Page and application data records
━━━━━━━━━━━━━━━━━━━━━━━━━━━━━━
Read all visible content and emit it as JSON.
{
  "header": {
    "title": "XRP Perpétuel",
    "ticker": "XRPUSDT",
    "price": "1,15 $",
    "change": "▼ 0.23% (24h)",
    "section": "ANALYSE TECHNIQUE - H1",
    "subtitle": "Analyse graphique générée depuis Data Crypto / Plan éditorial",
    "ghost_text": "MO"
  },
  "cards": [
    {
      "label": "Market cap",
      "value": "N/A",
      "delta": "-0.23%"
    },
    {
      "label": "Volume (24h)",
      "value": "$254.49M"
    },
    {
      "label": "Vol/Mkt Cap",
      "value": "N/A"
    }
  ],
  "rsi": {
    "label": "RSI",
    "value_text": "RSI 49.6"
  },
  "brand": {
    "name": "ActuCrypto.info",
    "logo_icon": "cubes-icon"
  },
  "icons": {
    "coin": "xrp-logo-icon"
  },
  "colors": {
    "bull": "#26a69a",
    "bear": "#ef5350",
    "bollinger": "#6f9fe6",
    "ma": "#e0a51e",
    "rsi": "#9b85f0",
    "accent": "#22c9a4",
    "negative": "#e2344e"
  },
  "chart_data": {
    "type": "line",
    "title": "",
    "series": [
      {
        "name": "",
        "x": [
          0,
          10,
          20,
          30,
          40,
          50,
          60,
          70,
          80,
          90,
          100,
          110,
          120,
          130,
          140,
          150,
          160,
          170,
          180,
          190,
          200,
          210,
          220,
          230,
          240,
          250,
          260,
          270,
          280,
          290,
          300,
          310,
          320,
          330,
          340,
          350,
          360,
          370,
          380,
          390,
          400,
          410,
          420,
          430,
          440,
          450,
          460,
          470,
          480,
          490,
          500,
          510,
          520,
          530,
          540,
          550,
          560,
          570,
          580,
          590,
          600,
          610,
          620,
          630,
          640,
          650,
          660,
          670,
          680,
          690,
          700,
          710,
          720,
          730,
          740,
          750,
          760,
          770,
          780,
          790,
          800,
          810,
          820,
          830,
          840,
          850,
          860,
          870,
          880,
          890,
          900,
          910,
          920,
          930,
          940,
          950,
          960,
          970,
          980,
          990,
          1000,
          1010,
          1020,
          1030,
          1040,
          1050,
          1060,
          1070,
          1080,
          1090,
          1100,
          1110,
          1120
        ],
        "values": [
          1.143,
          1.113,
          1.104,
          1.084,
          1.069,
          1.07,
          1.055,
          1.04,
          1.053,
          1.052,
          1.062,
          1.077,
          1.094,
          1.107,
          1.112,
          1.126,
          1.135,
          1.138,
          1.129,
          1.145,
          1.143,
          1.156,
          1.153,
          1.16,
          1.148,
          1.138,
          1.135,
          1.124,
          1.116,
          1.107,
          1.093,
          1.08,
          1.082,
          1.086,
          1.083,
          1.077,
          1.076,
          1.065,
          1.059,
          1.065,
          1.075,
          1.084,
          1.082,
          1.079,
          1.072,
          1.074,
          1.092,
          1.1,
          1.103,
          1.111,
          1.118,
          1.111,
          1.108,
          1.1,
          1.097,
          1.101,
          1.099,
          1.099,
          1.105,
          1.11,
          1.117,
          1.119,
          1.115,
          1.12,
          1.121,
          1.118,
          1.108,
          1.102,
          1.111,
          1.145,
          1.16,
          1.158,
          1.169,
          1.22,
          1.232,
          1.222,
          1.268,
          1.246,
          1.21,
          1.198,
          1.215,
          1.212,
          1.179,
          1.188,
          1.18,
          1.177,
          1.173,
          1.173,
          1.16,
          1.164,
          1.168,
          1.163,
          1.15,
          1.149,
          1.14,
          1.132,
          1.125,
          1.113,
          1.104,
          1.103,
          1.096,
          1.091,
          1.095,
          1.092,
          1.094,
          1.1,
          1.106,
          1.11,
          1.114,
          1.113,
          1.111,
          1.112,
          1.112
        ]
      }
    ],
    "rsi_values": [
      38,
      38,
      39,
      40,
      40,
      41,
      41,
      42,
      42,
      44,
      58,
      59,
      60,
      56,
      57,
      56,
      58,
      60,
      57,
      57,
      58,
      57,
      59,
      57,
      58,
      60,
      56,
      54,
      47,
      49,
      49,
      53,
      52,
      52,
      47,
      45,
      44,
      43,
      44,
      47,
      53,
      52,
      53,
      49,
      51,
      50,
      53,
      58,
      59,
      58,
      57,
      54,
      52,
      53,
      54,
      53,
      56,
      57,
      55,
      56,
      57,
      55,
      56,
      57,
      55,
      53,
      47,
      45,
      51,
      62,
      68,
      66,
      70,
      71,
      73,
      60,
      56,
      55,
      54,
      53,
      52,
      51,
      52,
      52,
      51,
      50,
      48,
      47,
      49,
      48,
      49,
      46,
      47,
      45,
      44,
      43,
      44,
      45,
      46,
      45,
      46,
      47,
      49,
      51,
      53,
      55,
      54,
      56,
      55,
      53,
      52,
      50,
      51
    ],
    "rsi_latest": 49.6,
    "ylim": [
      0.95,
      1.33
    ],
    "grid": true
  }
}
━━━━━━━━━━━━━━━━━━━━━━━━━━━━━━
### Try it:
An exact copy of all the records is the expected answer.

### Answer to this problem:
Read all visible content and emit it as JSON.
{
  "header": {
    "title": "XRP Perpétuel",
    "ticker": "XRPUSDT",
    "price": "1,15 $",
    "change": "▼ 0.23% (24h)",
    "section": "ANALYSE TECHNIQUE - H1",
    "subtitle": "Analyse graphique générée depuis Data Crypto / Plan éditorial",
    "ghost_text": "MO"
  },
  "cards": [
    {
      "label": "Market cap",
      "value": "N/A",
      "delta": "-0.23%"
    },
    {
      "label": "Volume (24h)",
      "value": "$254.49M"
    },
    {
      "label": "Vol/Mkt Cap",
      "value": "N/A"
    }
  ],
  "rsi": {
    "label": "RSI",
    "value_text": "RSI 49.6"
  },
  "brand": {
    "name": "ActuCrypto.info",
    "logo_icon": "cubes-icon"
  },
  "icons": {
    "coin": "xrp-logo-icon"
  },
  "colors": {
    "bull": "#26a69a",
    "bear": "#ef5350",
    "bollinger": "#6f9fe6",
    "ma": "#e0a51e",
    "rsi": "#9b85f0",
    "accent": "#22c9a4",
    "negative": "#e2344e"
  },
  "chart_data": {
    "type": "line",
    "title": "",
    "series": [
      {
        "name": "",
        "x": [
          0,
          10,
          20,
          30,
          40,
          50,
          60,
          70,
          80,
          90,
          100,
          110,
          120,
          130,
          140,
          150,
          160,
          170,
          180,
          190,
          200,
          210,
          220,
          230,
          240,
          250,
          260,
          270,
          280,
          290,
          300,
          310,
          320,
          330,
          340,
          350,
          360,
          370,
          380,
          390,
          400,
          410,
          420,
          430,
          440,
          450,
          460,
          470,
          480,
          490,
          500,
          510,
          520,
          530,
          540,
          550,
          560,
          570,
          580,
          590,
          600,
          610,
          620,
          630,
          640,
          650,
          660,
          670,
          680,
          690,
          700,
          710,
          720,
          730,
          740,
          750,
          760,
          770,
          780,
          790,
          800,
          810,
          820,
          830,
          840,
          850,
          860,
          870,
          880,
          890,
          900,
          910,
          920,
          930,
          940,
          950,
          960,
          970,
          980,
          990,
          1000,
          1010,
          1020,
          1030,
          1040,
          1050,
          1060,
          1070,
          1080,
          1090,
          1100,
          1110,
          1120
        ],
        "values": [
          1.143,
          1.113,
          1.104,
          1.084,
          1.069,
          1.07,
          1.055,
          1.04,
          1.053,
          1.052,
          1.062,
          1.077,
          1.094,
          1.107,
          1.112,
          1.126,
          1.135,
          1.138,
          1.129,
          1.145,
          1.143,
          1.156,
          1.153,
          1.16,
          1.148,
          1.138,
          1.135,
          1.124,
          1.116,
          1.107,
          1.093,
          1.08,
          1.082,
          1.086,
          1.083,
          1.077,
          1.076,
          1.065,
          1.059,
          1.065,
          1.075,
          1.084,
          1.082,
          1.079,
          1.072,
          1.074,
          1.092,
          1.1,
          1.103,
          1.111,
          1.118,
          1.111,
          1.108,
          1.1,
          1.097,
          1.101,
          1.099,
          1.099,
          1.105,
          1.11,
          1.117,
          1.119,
          1.115,
          1.12,
          1.121,
          1.118,
          1.108,
          1.102,
          1.111,
          1.145,
          1.16,
          1.158,
          1.169,
          1.22,
          1.232,
          1.222,
          1.268,
          1.246,
          1.21,
          1.198,
          1.215,
          1.212,
          1.179,
          1.188,
          1.18,
          1.177,
          1.173,
          1.173,
          1.16,
          1.164,
          1.168,
          1.163,
          1.15,
          1.149,
          1.14,
          1.132,
          1.125,
          1.113,
          1.104,
          1.103,
          1.096,
          1.091,
          1.095,
          1.092,
          1.094,
          1.1,
          1.106,
          1.11,
          1.114,
          1.113,
          1.111,
          1.112,
          1.112
        ]
      }
    ],
    "rsi_values": [
      38,
      38,
      39,
      40,
      40,
      41,
      41,
      42,
      42,
      44,
      58,
      59,
      60,
      56,
      57,
      56,
      58,
      60,
      57,
      57,
      58,
      57,
      59,
      57,
      58,
      60,
      56,
      54,
      47,
      49,
      49,
      53,
      52,
      52,
      47,
      45,
      44,
      43,
      44,
      47,
      53,
      52,
      53,
      49,
      51,
      50,
      53,
      58,
      59,
      58,
      57,
      54,
      52,
      53,
      54,
      53,
      56,
      57,
      55,
      56,
      57,
      55,
      56,
      57,
      55,
      53,
      47,
      45,
      51,
      62,
      68,
      66,
      70,
      71,
      73,
      60,
      56,
      55,
      54,
      53,
      52,
      51,
      52,
      52,
      51,
      50,
      48,
      47,
      49,
      48,
      49,
      46,
      47,
      45,
      44,
      43,
      44,
      45,
      46,
      45,
      46,
      47,
      49,
      51,
      53,
      55,
      54,
      56,
      55,
      53,
      52,
      50,
      51
    ],
    "rsi_latest": 49.6,
    "ylim": [
      0.95,
      1.33
    ],
    "grid": true
  }
}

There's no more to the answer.